John W. Borek Presents: Occupant
Time & Location
About The Event
The story of Nevelson’s artistic, spiritual, even physical transformation (she developed a taste for outrageous outfits and false eyelashes made of mink) is dramatic, complex, and inseparable from major historical and cultural shifts of the twentieth century, particularly in the art world.
Unapologetically flamboyant, New York sculptor Louise Nevelson's life was one marked by intrepid artistic triumphs as well as deep inner turmoil. In Edward Albee's Occupant, both her public accomplishments and private emotional conflicts are thoroughly examined by an unnamed interviewer who questions the posthumous Nevelson with an unabashed scrutiny. From her unique vantage point beyond the grave, Nevelson answers his queries with a clarity born of the distance provided by death. The result is a touching, humorous, and honest tribute to a woman who was a pioneer for free-thinking females everywhere, but also stood strongly on her own as one of the 20th century's greatest artistic minds. Edward Albee's Occupant is a testament of will, internal strength, and the cryptic force that continues to drive great artists.
"Occupant bows its head in awe and gratitude before the mysterious force of will that allows great artists to be...The play touches on themes that echo throughout Mr. Albee's work: the unreliability of memory, the chimerical nature of language and particularly the alchemical brew of truth and illusion" (to borrow a much-used pair of words from Who's Afraid of Virginia Woolf?) by which people define themselves." - The New York Times,
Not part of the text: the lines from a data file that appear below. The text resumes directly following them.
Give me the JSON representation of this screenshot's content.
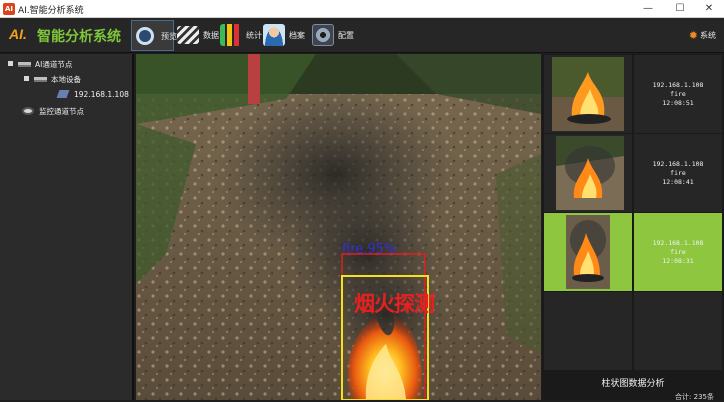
{
  "window": {
    "icon_text": "AI",
    "title": "AI.智能分析系统",
    "minimize": "—",
    "maximize": "☐",
    "close": "✕"
  },
  "toolbar": {
    "logo": "AI.",
    "app_name": "智能分析系统",
    "buttons": [
      {
        "label": "预览",
        "icon": "preview-icon",
        "active": true
      },
      {
        "label": "数据",
        "icon": "clapper-icon",
        "active": false
      },
      {
        "label": "统计",
        "icon": "bar-chart-icon",
        "active": false
      },
      {
        "label": "档案",
        "icon": "profile-icon",
        "active": false
      },
      {
        "label": "配置",
        "icon": "config-gear-icon",
        "active": false
      }
    ],
    "system_label": "系统",
    "system_icon": "gear-icon"
  },
  "tree": {
    "root": "AI通道节点",
    "local_device": "本地设备",
    "camera": "192.168.1.108",
    "monitor_node": "监控通道节点"
  },
  "video": {
    "detection_label": "fire,95%",
    "alert_text": "烟火探测"
  },
  "alerts": [
    {
      "ip": "192.168.1.108",
      "type": "fire",
      "time": "12:08:51",
      "selected": false
    },
    {
      "ip": "192.168.1.108",
      "type": "fire",
      "time": "12:08:41",
      "selected": false
    },
    {
      "ip": "192.168.1.108",
      "type": "fire",
      "time": "12:08:31",
      "selected": true
    }
  ],
  "chart": {
    "title": "柱状图数据分析",
    "total": "合计: 235条"
  },
  "colors": {
    "accent_green": "#8ec640",
    "logo_orange": "#f0a020",
    "box_yellow": "#f5e020",
    "box_red": "#e02020",
    "label_blue": "#3030d8"
  }
}
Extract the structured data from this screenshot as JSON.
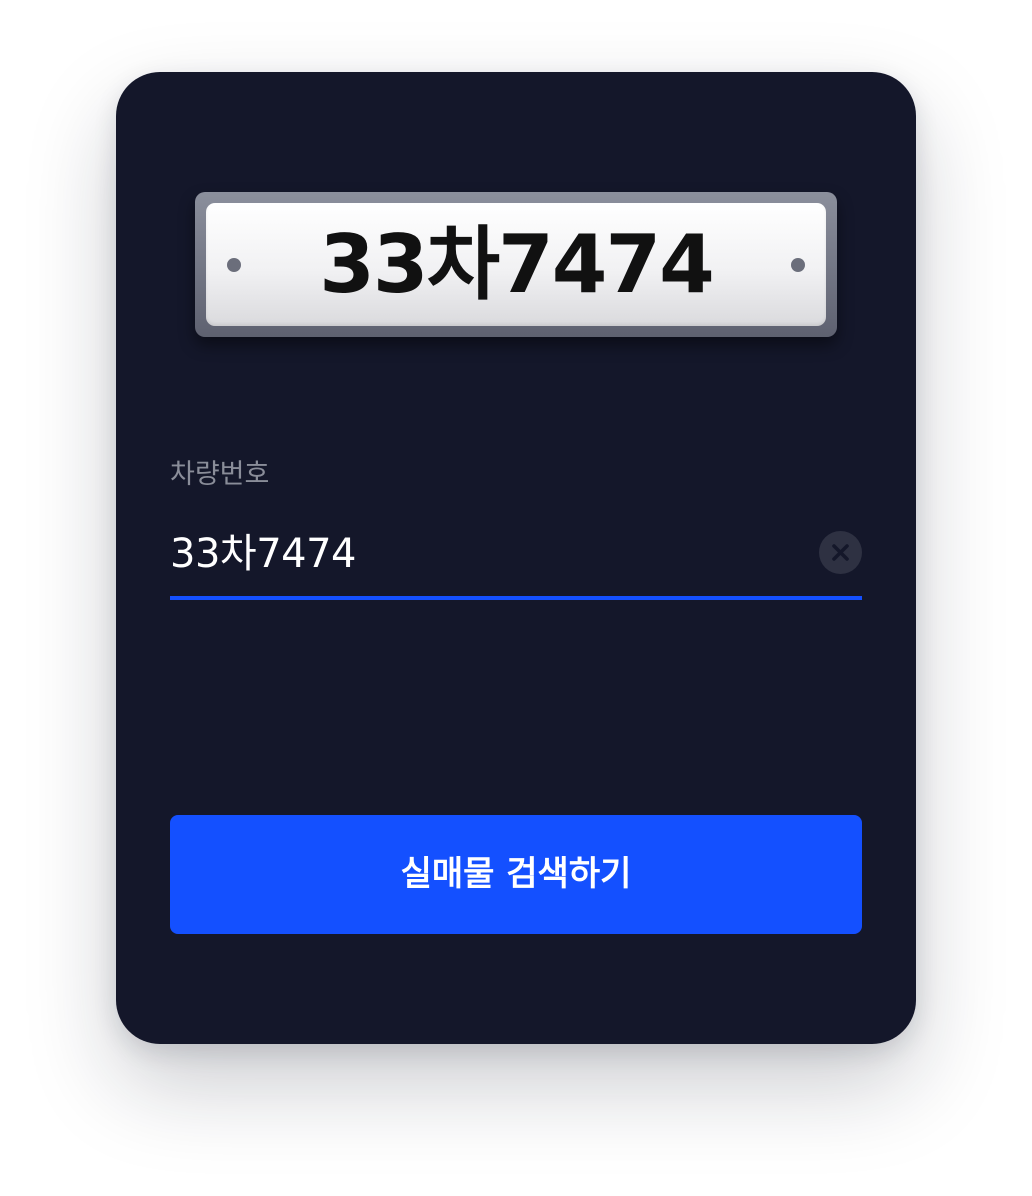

"Mr. Albee's expert characterization...practically raises Nevelson from the dead. Mr. Albee paints a riveting portrait. Occupant may be a straightforward valentine, but it's a valentine to an extraordinarily complex and vivid personality." - The New York Sun
- Friday, December 1 - 7:30$10$100$0
- Saturday, December 2 - 7:30$10$100$0
- Sunday, December 3 - 2:30$10$100$0